(Original post by kiss_me_now9)
Well, you quoted me...
Personally the biggest problem I have with racing is that a percentage - a minority or majority depending on the side of the fence you sit on - of the horses are ill treated behind the scenes and cast off once their career is over. I don't agree with a lot of the practices around racing that don't occur or don't occur as much in other equestrian sports:
- Race horses are started at 1.5 years old, sometimes less depending on when in the year the horse is born as all racehorses are given the official birthdate of January 1st. That essentially means you can have a 3 year old horse running against 3 years and 11 month old horses which is a massive difference not only in the mentality but also the physical maturity of a horse. Horses should not EVER in my opinion be ridden before their 4th birthday, 3.5 years old at a push as their bones don't strengthen fully until around that age, but that's something that most horse people will never agree on and something racing industry definitely ignores. In other horse sports, especially jumping in the UK (not so much on the continent, they start everything young out there) most producers will give the horse time to grow and mature until they break them. Racehorses don't get that.

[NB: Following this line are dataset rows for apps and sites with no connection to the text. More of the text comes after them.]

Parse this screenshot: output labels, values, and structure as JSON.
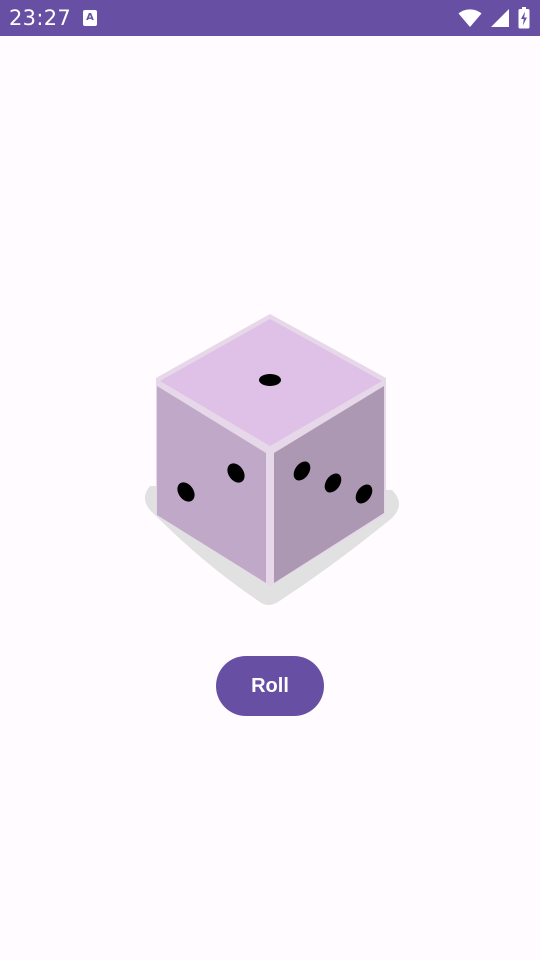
{
  "status_bar": {
    "time": "23:27",
    "notification_icon": "A",
    "icons": [
      "wifi-icon",
      "cellular-signal-icon",
      "battery-charging-icon"
    ],
    "background": "#6750a4"
  },
  "dice": {
    "image": "dice-icon",
    "top_face_pips": 1,
    "left_face_pips": 2,
    "right_face_pips": 3
  },
  "roll_button": {
    "label": "Roll",
    "background": "#6750a4",
    "text_color": "#ffffff"
  },
  "colors": {
    "accent": "#6750a4",
    "background": "#fffbfe",
    "dice_top": "#dfc0e6",
    "dice_left": "#c0a8c8",
    "dice_right": "#ad98b3"
  }
}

- Race horses that don't make the grade - the 2, 3 and 4 years old that aren't quick enough - aren't just sold on all the time, they're more often than not sent to slaughter or across the channel for human consumption (you cannot slaughter a horse for human consumption in the UK). Racehorses that do not make the grade and are sold on are sold cheaply and so often end up in the wrong hands; young girls who have never owned a horse before and don't know what to do with them or how to deal with them, people who don't have a clue how to train them. This leads to someone getting hurt and the horse being passed on again at a cheap price, into someone elses hands who can't handle them, until someone gets really hurt and the horse gets put down. It's not the cheaper horses this happens to either, you can breed a really expensive racehorse and it doesn't make the time so the producer sells/slaughters it. In other disciplines they're often sold on as unsuitable for that job but suitable for another; an eventer that doesn't work well over show jumps is sold on as a hunter, a dressage horse as a show horse, that kind of thing.
- Racing is all about the money. No matter how you put it, those jockeys would not be riding those horses in such a manner if they weren't in a race. Dressage, cross country, riding, driving, showjumping are all disciplines that have the horse at the heart of them - they're about the bond between rider and horse not just who comes first. Often riders will say that they've 'had the ride of their lives' on the course even when they haven't won. You rarely hear a jockey say that.
- Horses do not, whatever anyone tells you, enjoy running in a herd as fast as ****ing possible. That's the human equivalent of someone putting a blindfold on you, in a small dark pen, and then opening the gate so that you run forwards and find a group of other people running screaming far away from where you came. It's terrifying; horses carry on running when their rider falls because it's their natural instinct and you know what? The last horse in the wild gets eaten. Nom. However, watch a 3 month old foal in the field and they'll leap and jump things on the floor and perform dressage moves that take years to train because that's how they express themselves. Running = fear.
Obviously some massively sweeping generalisations there, but that is just some of the reasons why I don't consider racing to be part of equestrianism or something I'd ever want to support, unless it was rehoming a racehorse that had been discarded.